Michigan: Report from Hell

Michigan: Report from Hell

Take the role of a cameraman in a news team set out to investigate a horrific monster invasion in Chicago.


Michigan: Report from Hell is a Playstation 2 title that was developed by Grasshopper Manufacture, directed by Akira Ueda, and planned by Suda 51. It was published by Spike in Japan and by 505 Games in Europe, but the game was never given an official North American release.

The game focuses on a news crew from Zaka TV, which is dedicated to covering news revolving around strange phenomena and mysterious happenings. The game is unique in that it's played primarily from the viewfinder of the protagonist's video camera. If the camera runs out of film before the investigation is completed, the game is lost.

Confusingly, the game's title refers to Lake Michigan, and not the state of Michigan. The actual setting is just outside of Chicago, Illinois.


The player's primary objective in the game is to investigate a mysterious mist that has descended upon a town near Lake Michigan.

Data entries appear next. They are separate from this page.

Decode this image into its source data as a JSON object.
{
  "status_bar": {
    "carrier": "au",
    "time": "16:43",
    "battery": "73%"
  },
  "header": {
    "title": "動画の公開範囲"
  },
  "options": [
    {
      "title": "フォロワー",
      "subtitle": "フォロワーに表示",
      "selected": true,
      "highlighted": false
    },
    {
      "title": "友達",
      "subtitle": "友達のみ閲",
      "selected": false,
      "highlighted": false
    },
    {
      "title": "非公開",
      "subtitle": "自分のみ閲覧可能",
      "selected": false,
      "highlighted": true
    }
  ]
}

This mist is inexplicably mutating people into hideously deformed masses of flesh and limbs. Early on, Pamela, Zaka TV's star reporter, is attacked by one of these leech-like monsters and is later found in the process of mutating into one herself. The rest of the news crew is forced to kill the misshapen thing that Pamela became. The player is accompanied on their investigations thereon by a new reporter, and Brisco, the boom microphone operator.

Over the course of the investigation, the team determines that the mist originated from the laboratory of a Dr. O'Conner, who was experimenting in genetic weapons for use by the government. The team attempts to recover a cure for the virus from the doctor's laboratory, but fail and are forced to flee.

As the crew prepare to evacuate, they happen across an odd man in the airport. The man reveals that he was Dr. O'Conner's original test subject; he begins to behave in a bizarre manner, forcing the player to tag him as an enemy. When the reporter kills the man, the strange mist vanishes. It's speculated by the characters that the man somehow served as the focal point for the the genetic mutations and mist, and his death brought an end to the threat.


Michigan is played from a first-person perspective through the viewfinder of a video camera. The player takes control of a rookie cameraman accompanied by a microphone operator and a lead reporter that explore the game's setting. Interaction with the environment is accomplished by having the cameraman "tag" items for the reporter to examine and interact with. For example, by tagging an item that is a clue to the mystery, the reporter makes a detailed report on the object. By tagging a monster or enemy, the reporter draws a weapon and fights it.

The main objective of the game is to report on all of the clues and events of interest associated with a mysterious mist that has descended upon a town near Lake Michigan. In addition to the primary objectives, the player can also earn various special points by taking specific types of shots with the camera, much like the bonuses applied to creative camera use in Dead Rising. The three types of points awarded are Erotic, Immoral, and Suspenseful Points.

  • "Erotic points" are obtained by obtaining perverted footage such as up-skirt shots of the reporter or other female characters and by filming pornographic magazines or images that can be found randomly throughout levels.
  • "Immoral points" are obtained by filming sensational, yet tragic events that could have been stopped by the player, such as a civilian or reporter being devoured by a monster.
  • "Suspenseful points" are the most common, earned through good camera work and the recording of primary evidence/objectives.

The outcome of the game is directly effected by which type of points the player got the most of.

The player's activities directly impact the well-being of the reporter. If the player tags certain objects that draw the reporter's attention while monsters approach, the reporter can be killed. If they player character is not also killed, the level ends prematurely, and the next level begins with a new reporter sent in to fill their place. There is no penalty for the death of a reporter, but the number of bonuses unlocked at the game's conclusion corresponds with the number of reporters killed; the fewer reporters killed, the more alternate costumes that are unlocked for them at the conclusion of the game. By keeping the initial reporter alive throughout the entire game, a plethora of alternate costumes are unlocked, but no bonus costumes are earned if all of the reporters are killed, forcing the player to film the final level with Zaka TV's sole male reporter.